I’m going to take you back to Sunday morning. My husband is doing some quick grocery shopping and I’m with the 2 boys in the cafe, sipping some coffee while they are eating their bagels. We just left Lowe’s to get some more wood for our Ninja Warrior course we are building downstairs and remembered that we needed a few things. Luckily, the grocery store is right there AND there is a place for me and the boys to hang out – because it never goes well when all 4 of us go shopping at the same time.

Saturday night (the previous night) was another Republican debate and the TV channel had on a Sunday morning talk show. They were showing replays from the debate the night before and my older son, who is 8, asked me who I was going to vote for. Full disclosure, I voted for Obama – both times. And I voted for Charlie Baker, who is a Republican governor here in Massachusetts. So, fair question since in the past 4 years my kids have seen me vote for a Democrat and Republican.

Before I could give a response, my son asked: “Mama, is it true the Trump wants to build a wall to Mexico? Why would he do that?”

And then, “Mama, aren’t you going to vote for Hillary because she is a women? She would be the first woman president and that would be cool.”

And then my younger son chimed in, “Mama, wasn’t Bush already President – or maybe it was his brother?”

“No, it was his dad who was President.’ [Older son]

“But see that commercial, his brother was President, too!” [Younger son]

At this point, I was smiling and even chuckling. And almost simultaneously, they both said “Mama, who should be President of the United States?”

Wow! And just like that, they brought back a reality check. I was honest with them and said I really don’t know who I will vote for [because I don’t]. There are a lot of things to consider – who the person is, who is on the team around that person, their advisors, etc., if I respect them, if I feel I can trust them to make solid decisions, etc. I usually lose them at this point, mostly because I don’t give an immediate answer and share my train of thought with them. But this time they stayed – and they were listening.

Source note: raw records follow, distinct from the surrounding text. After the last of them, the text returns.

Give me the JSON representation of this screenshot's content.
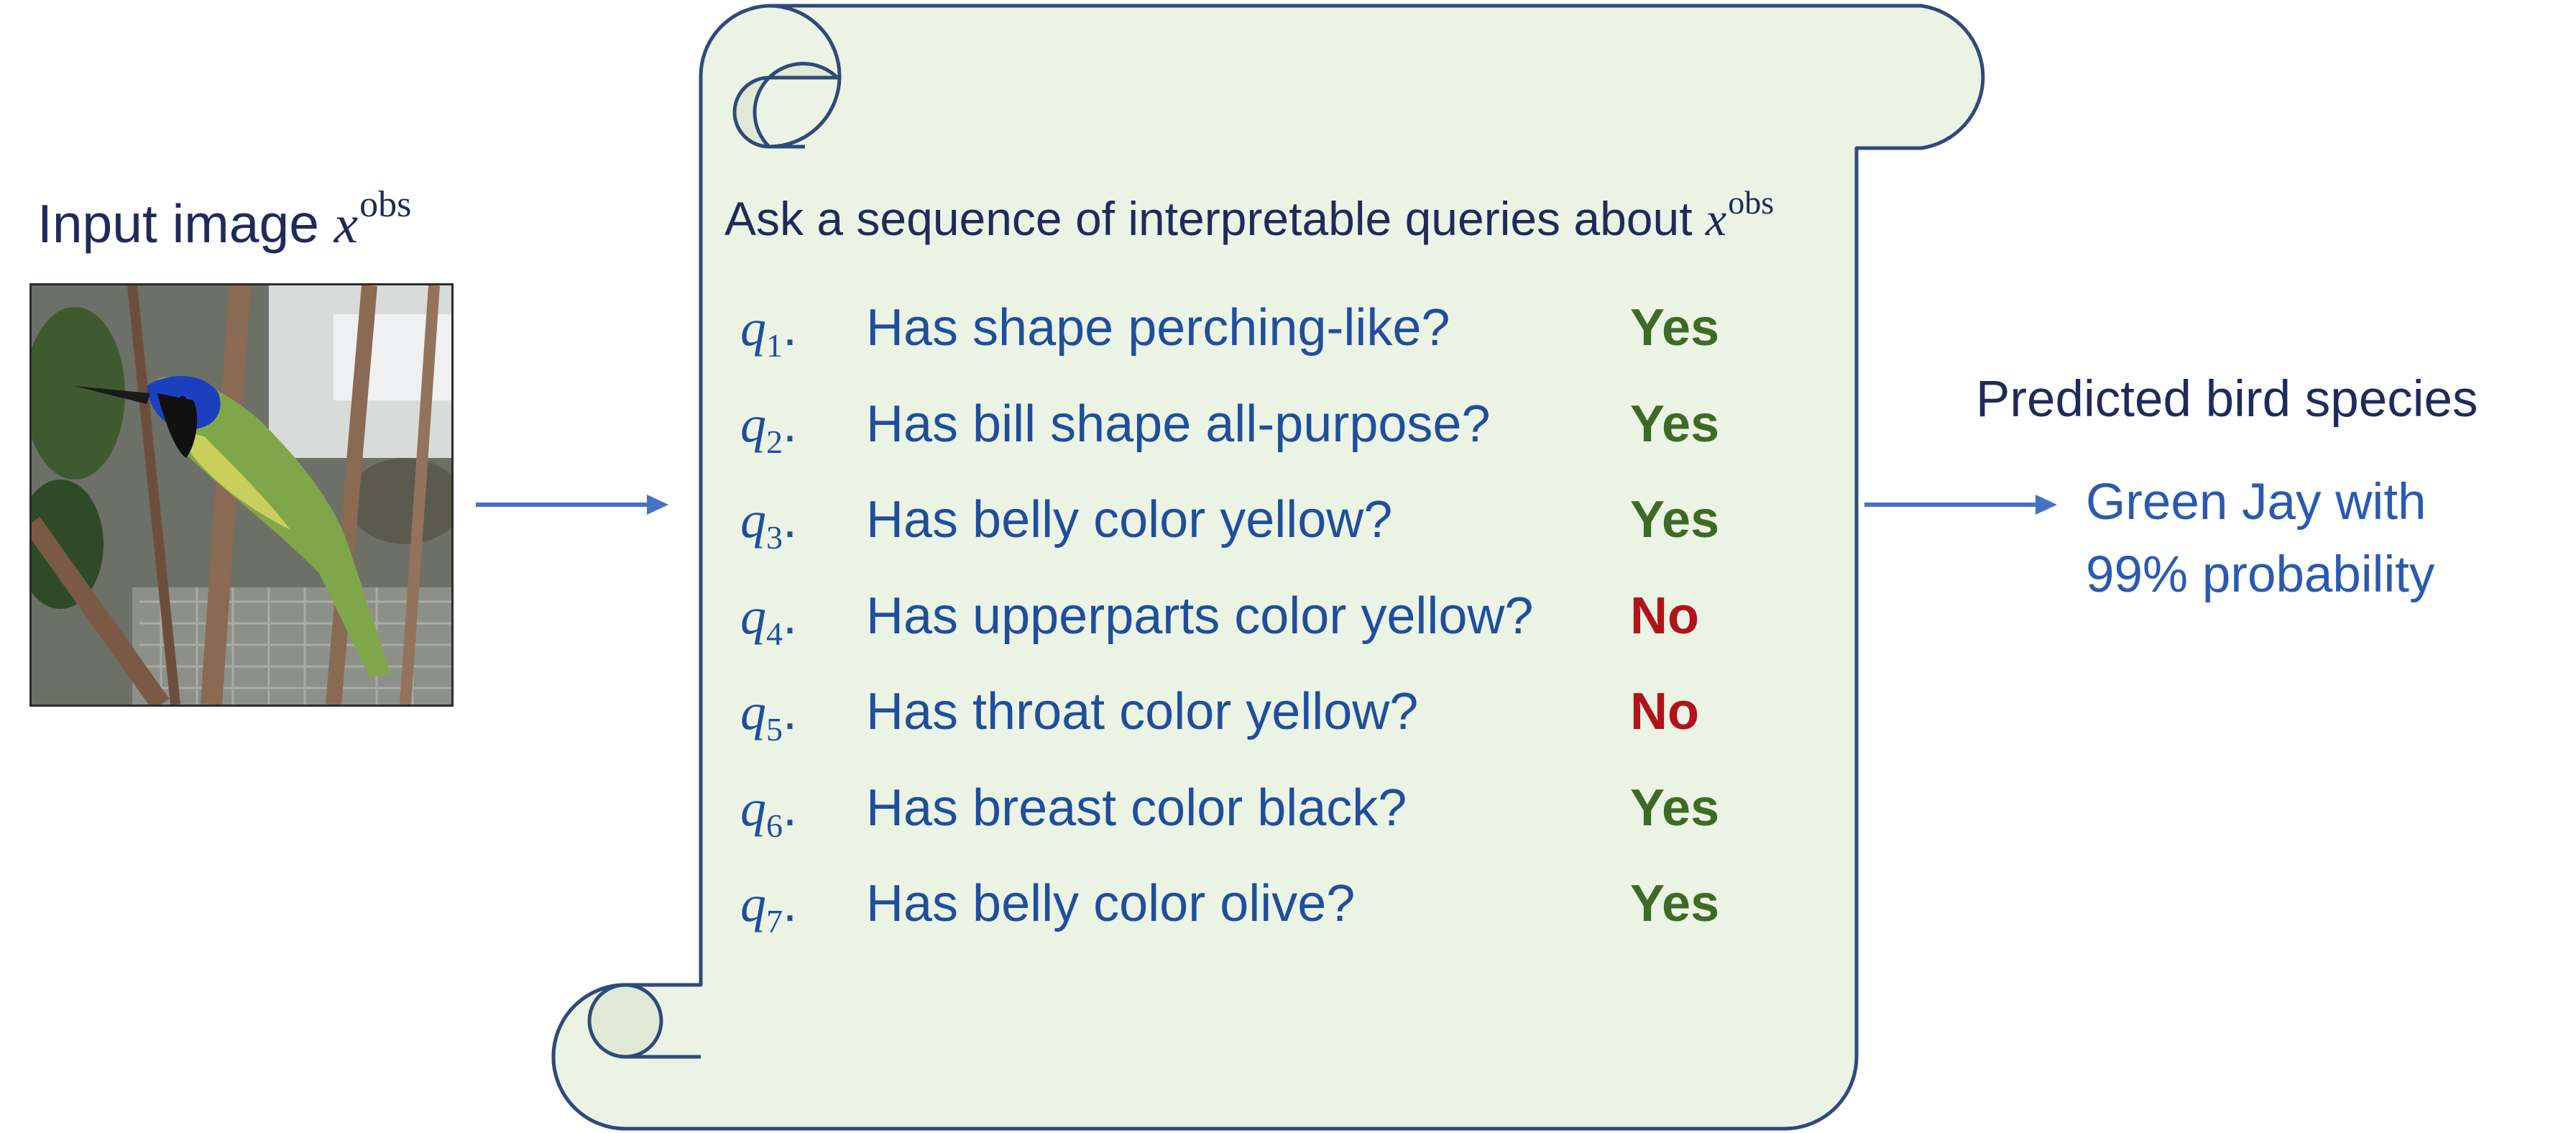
{
  "input": {
    "label_text": "Input image ",
    "variable": "x",
    "superscript": "obs"
  },
  "panel": {
    "header_text": "Ask a sequence of interpretable queries about ",
    "header_variable": "x",
    "header_superscript": "obs",
    "queries": [
      {
        "symbol": "q",
        "index": "1",
        "text": "Has shape perching-like?",
        "answer": "Yes"
      },
      {
        "symbol": "q",
        "index": "2",
        "text": "Has bill shape all-purpose?",
        "answer": "Yes"
      },
      {
        "symbol": "q",
        "index": "3",
        "text": "Has belly color yellow?",
        "answer": "Yes"
      },
      {
        "symbol": "q",
        "index": "4",
        "text": "Has upperparts color yellow?",
        "answer": "No"
      },
      {
        "symbol": "q",
        "index": "5",
        "text": "Has throat color yellow?",
        "answer": "No"
      },
      {
        "symbol": "q",
        "index": "6",
        "text": "Has breast color black?",
        "answer": "Yes"
      },
      {
        "symbol": "q",
        "index": "7",
        "text": "Has belly color olive?",
        "answer": "Yes"
      }
    ]
  },
  "prediction": {
    "label": "Predicted bird species",
    "result_line1": "Green Jay with",
    "result_line2": "99% probability"
  },
  "colors": {
    "scroll_fill": "#ebf3e4",
    "scroll_stroke": "#2f4a7a",
    "arrow": "#4472c4",
    "yes": "#3f6a26",
    "no": "#b0141a",
    "query_text": "#1f4e9c"
  }
}
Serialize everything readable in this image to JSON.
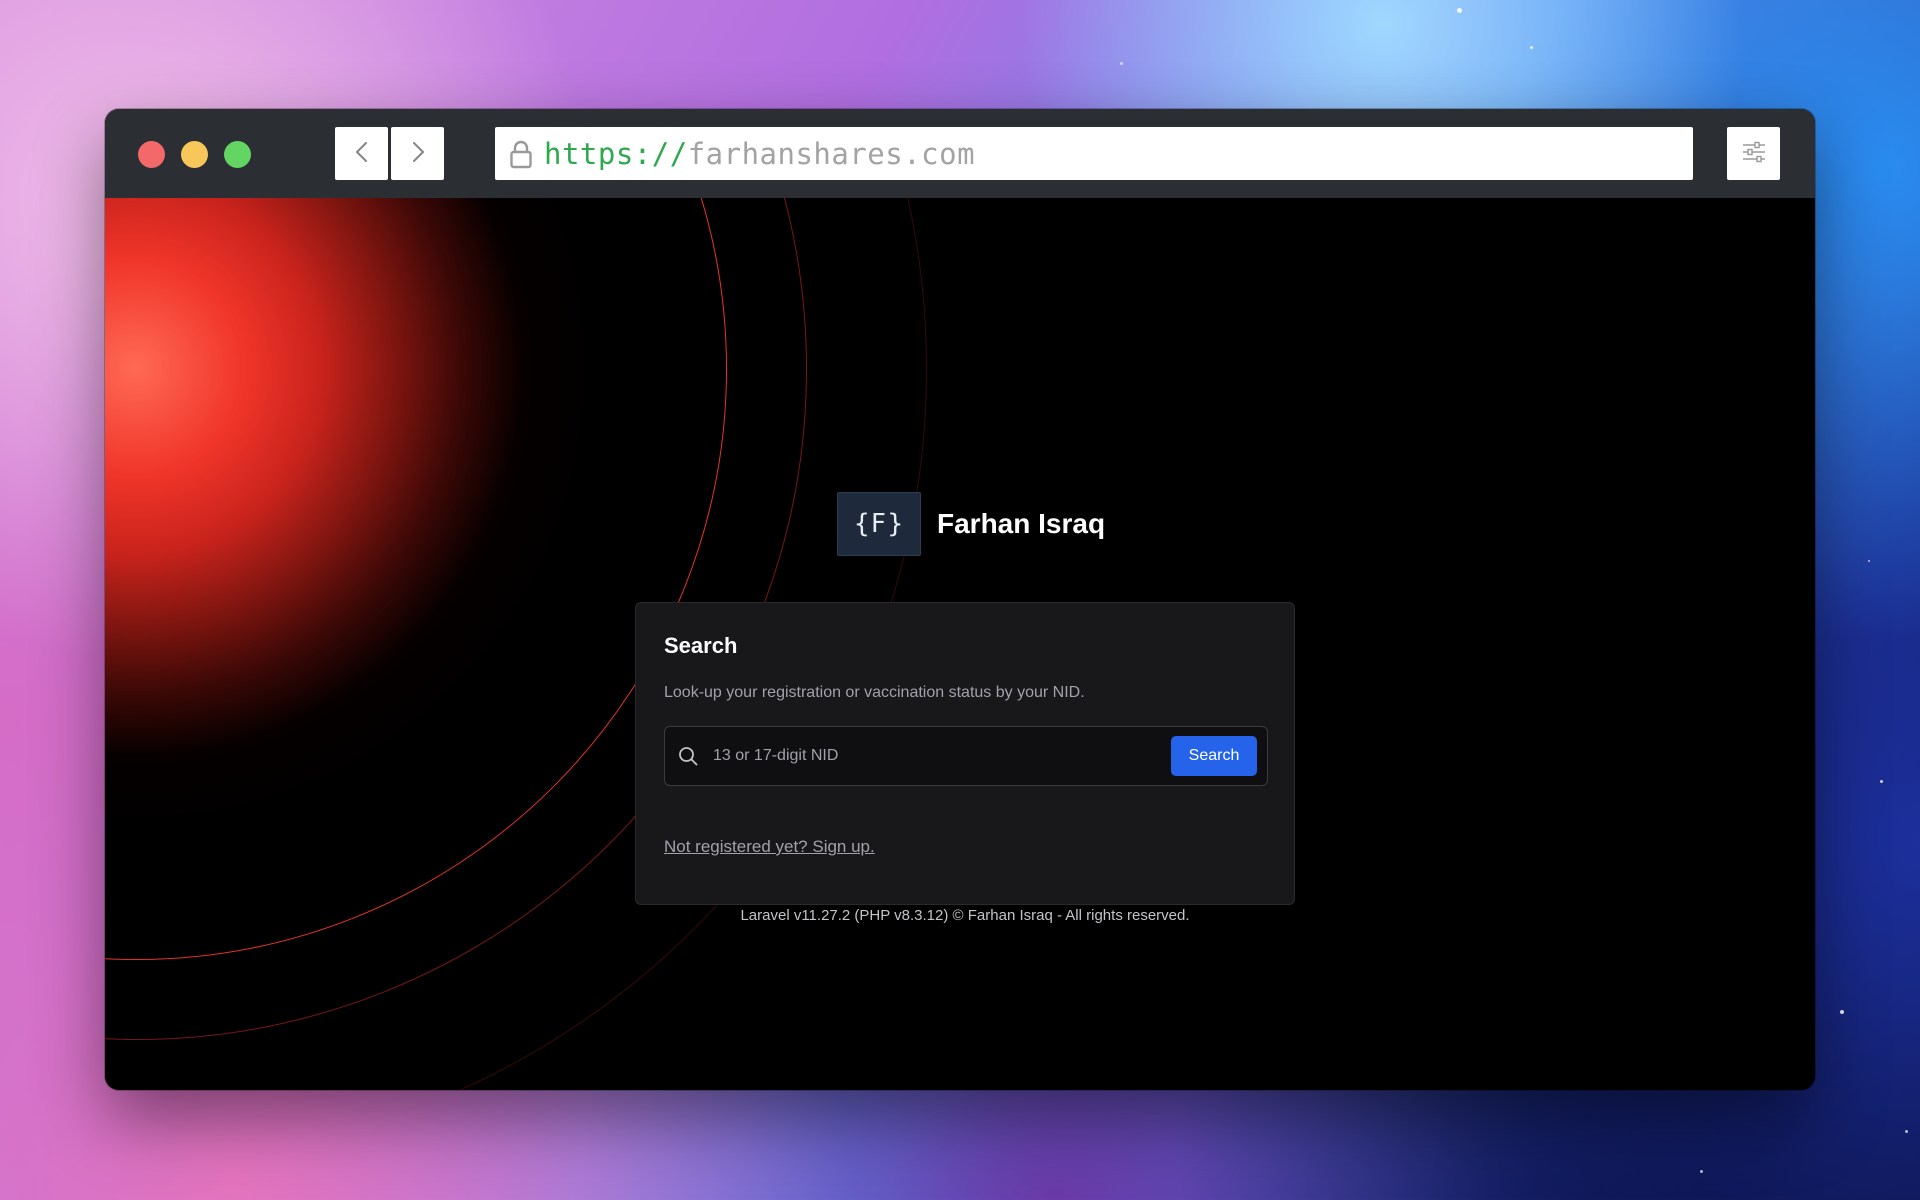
{
  "browser": {
    "url_scheme": "https://",
    "url_host": "farhanshares.com"
  },
  "brand": {
    "logo_text": "{F}",
    "name": "Farhan Israq"
  },
  "search_card": {
    "title": "Search",
    "description": "Look-up your registration or vaccination status by your NID.",
    "input_placeholder": "13 or 17-digit NID",
    "input_value": "",
    "button_label": "Search",
    "signup_link": "Not registered yet? Sign up."
  },
  "footer": {
    "text": "Laravel v11.27.2 (PHP v8.3.12) © Farhan Israq - All rights reserved."
  },
  "colors": {
    "accent": "#2563eb",
    "url_scheme": "#2fa84f",
    "glow": "#f0352a"
  },
  "icons": [
    "lock-icon",
    "back-arrow-icon",
    "forward-arrow-icon",
    "sliders-icon",
    "search-icon"
  ]
}
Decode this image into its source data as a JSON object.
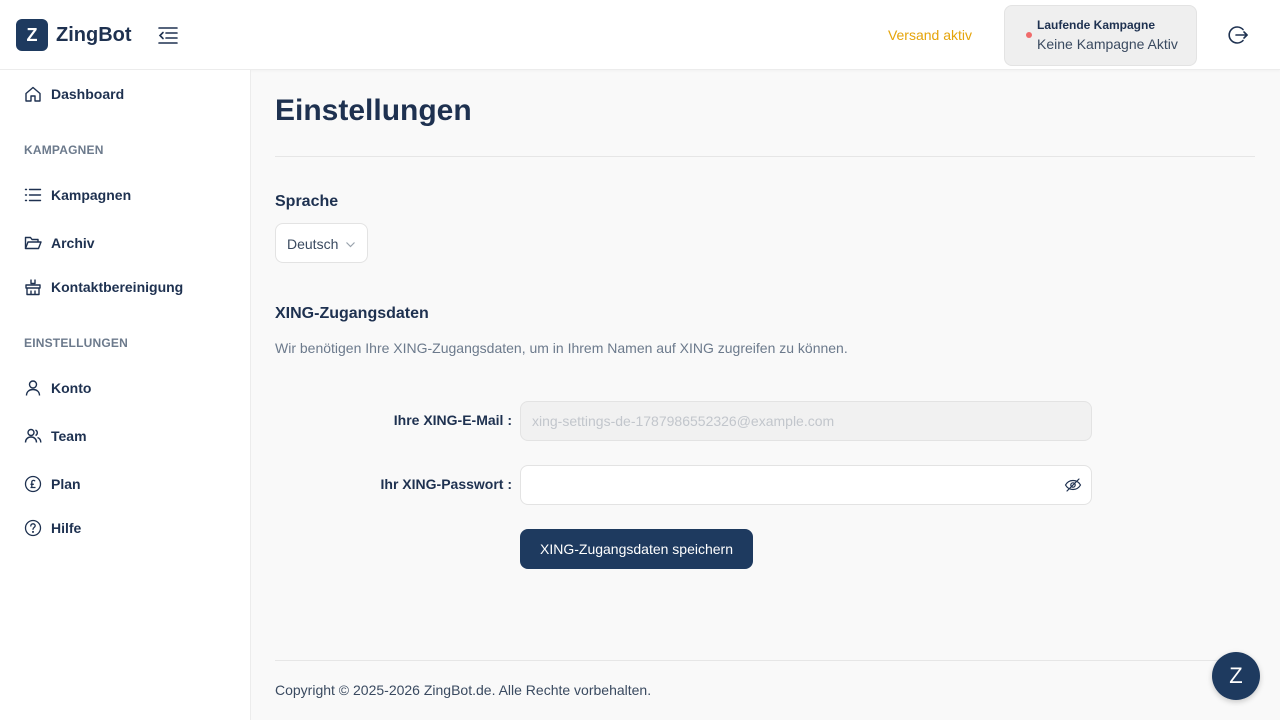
{
  "app": {
    "logo_letter": "Z",
    "name": "ZingBot"
  },
  "header": {
    "shipping_status": "Versand aktiv",
    "campaign_title": "Laufende Kampagne",
    "campaign_status": "Keine Kampagne Aktiv",
    "status_dot_color": "#f06b6b",
    "shipping_color": "#e5a40b"
  },
  "sidebar": {
    "dashboard": "Dashboard",
    "section_campaigns": "KAMPAGNEN",
    "campaigns": "Kampagnen",
    "archive": "Archiv",
    "contact_cleanup": "Kontaktbereinigung",
    "section_settings": "EINSTELLUNGEN",
    "account": "Konto",
    "team": "Team",
    "plan": "Plan",
    "help": "Hilfe"
  },
  "main": {
    "title": "Einstellungen",
    "language_heading": "Sprache",
    "language_value": "Deutsch",
    "xing_heading": "XING-Zugangsdaten",
    "xing_description": "Wir benötigen Ihre XING-Zugangsdaten, um in Ihrem Namen auf XING zugreifen zu können.",
    "email_label": "Ihre XING-E-Mail :",
    "email_placeholder": "xing-settings-de-1787986552326@example.com",
    "password_label": "Ihr XING-Passwort :",
    "password_value": "",
    "save_button": "XING-Zugangsdaten speichern"
  },
  "footer": {
    "copyright": "Copyright © 2025-2026 ZingBot.de. Alle Rechte vorbehalten."
  },
  "chat": {
    "letter": "Z"
  },
  "colors": {
    "brand": "#1e3a5f",
    "text": "#1e3150"
  }
}
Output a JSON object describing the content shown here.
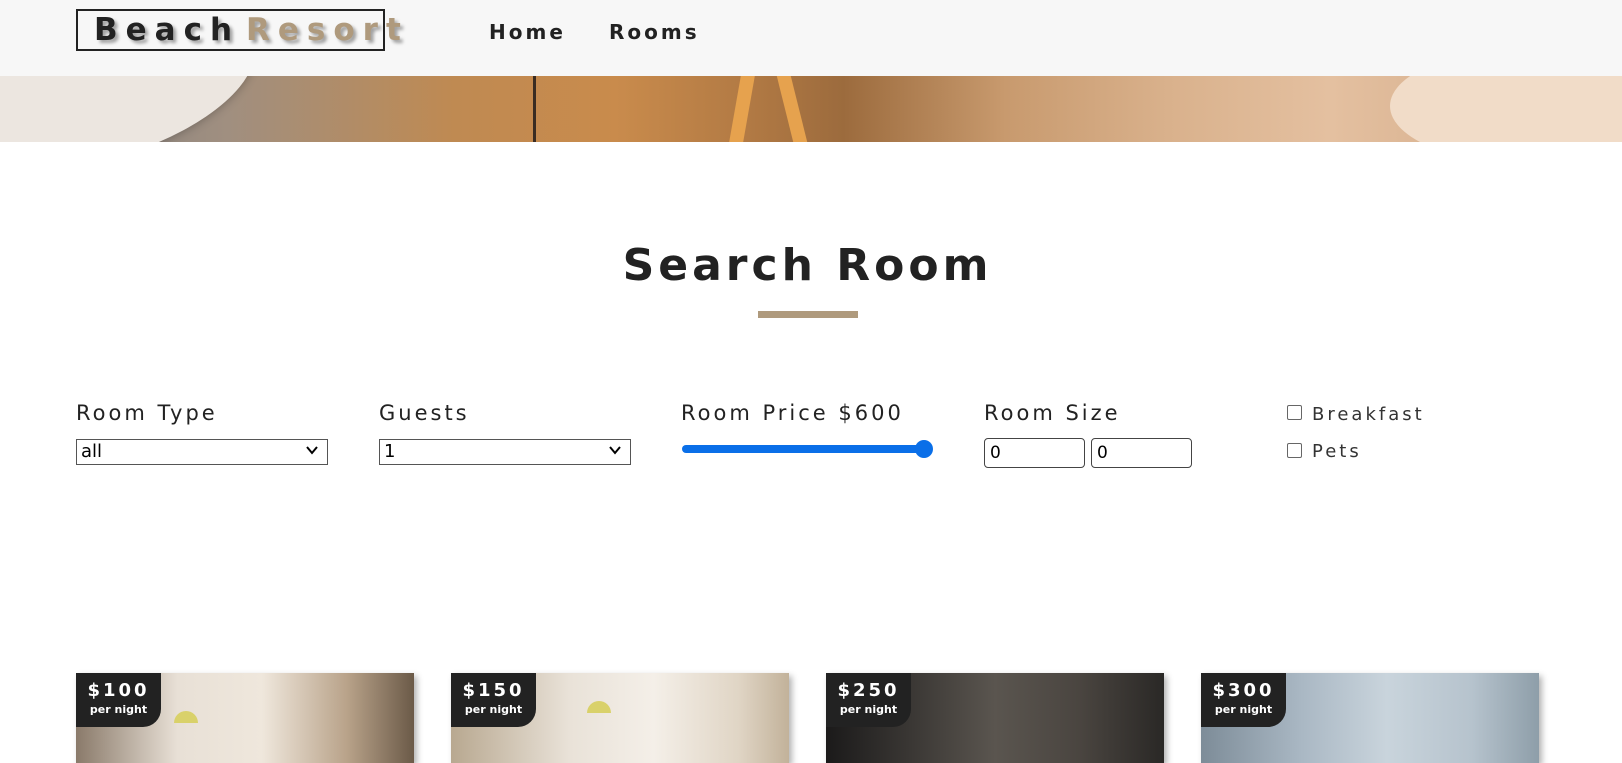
{
  "header": {
    "logo_word1": "Beach",
    "logo_word2": "Resort",
    "nav": [
      {
        "label": "Home"
      },
      {
        "label": "Rooms"
      }
    ]
  },
  "search": {
    "title": "Search Room",
    "room_type": {
      "label": "Room Type",
      "selected": "all",
      "icon": "chevron-down-icon"
    },
    "guests": {
      "label": "Guests",
      "selected": "1",
      "icon": "chevron-down-icon"
    },
    "price": {
      "label": "Room Price $600",
      "value": 600,
      "max": 600
    },
    "size": {
      "label": "Room Size",
      "min_value": "0",
      "max_value": "0"
    },
    "options": [
      {
        "label": "Breakfast",
        "checked": false
      },
      {
        "label": "Pets",
        "checked": false
      }
    ]
  },
  "rooms": [
    {
      "price": "$100",
      "per": "per night"
    },
    {
      "price": "$150",
      "per": "per night"
    },
    {
      "price": "$250",
      "per": "per night"
    },
    {
      "price": "$300",
      "per": "per night"
    }
  ],
  "colors": {
    "accent": "#af9a7d",
    "slider": "#0a6fe8",
    "dark": "#222222",
    "navbar_bg": "#f7f7f7"
  }
}
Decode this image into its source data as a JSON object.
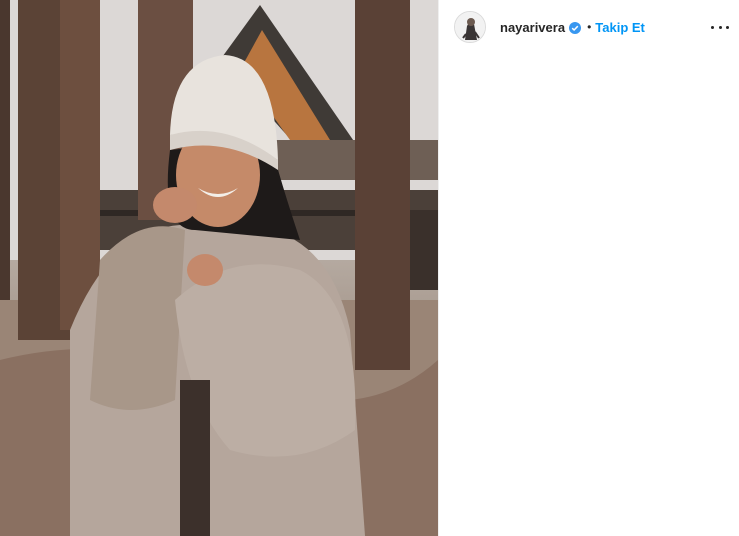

We ended up having a 20 minute conversation about who is running for President, what they think about them and who they think I should vote for.

As an aside, they were outraged to find out that individual votes don’t count in the general election and that whoever gets the most votes in each state counts. I agree with them on that point because that is an excuse I hear from people who don’t vote, at least in Massachusetts, as we tend to run as a Blue state in general elections and often times Red for Governor races. Why vote since whoever the democrat is will win MA? At least for the general elections…

But getting back to the story on Sunday, all of this is a long way of saying, the honest conversations may not always be the easiest ones to have but they are definitely the ones with the most impact.

And I can say this, when my kids ask me, “Mama, what do you think?” they know that while they won’t always get a short answer, they will get an honest one.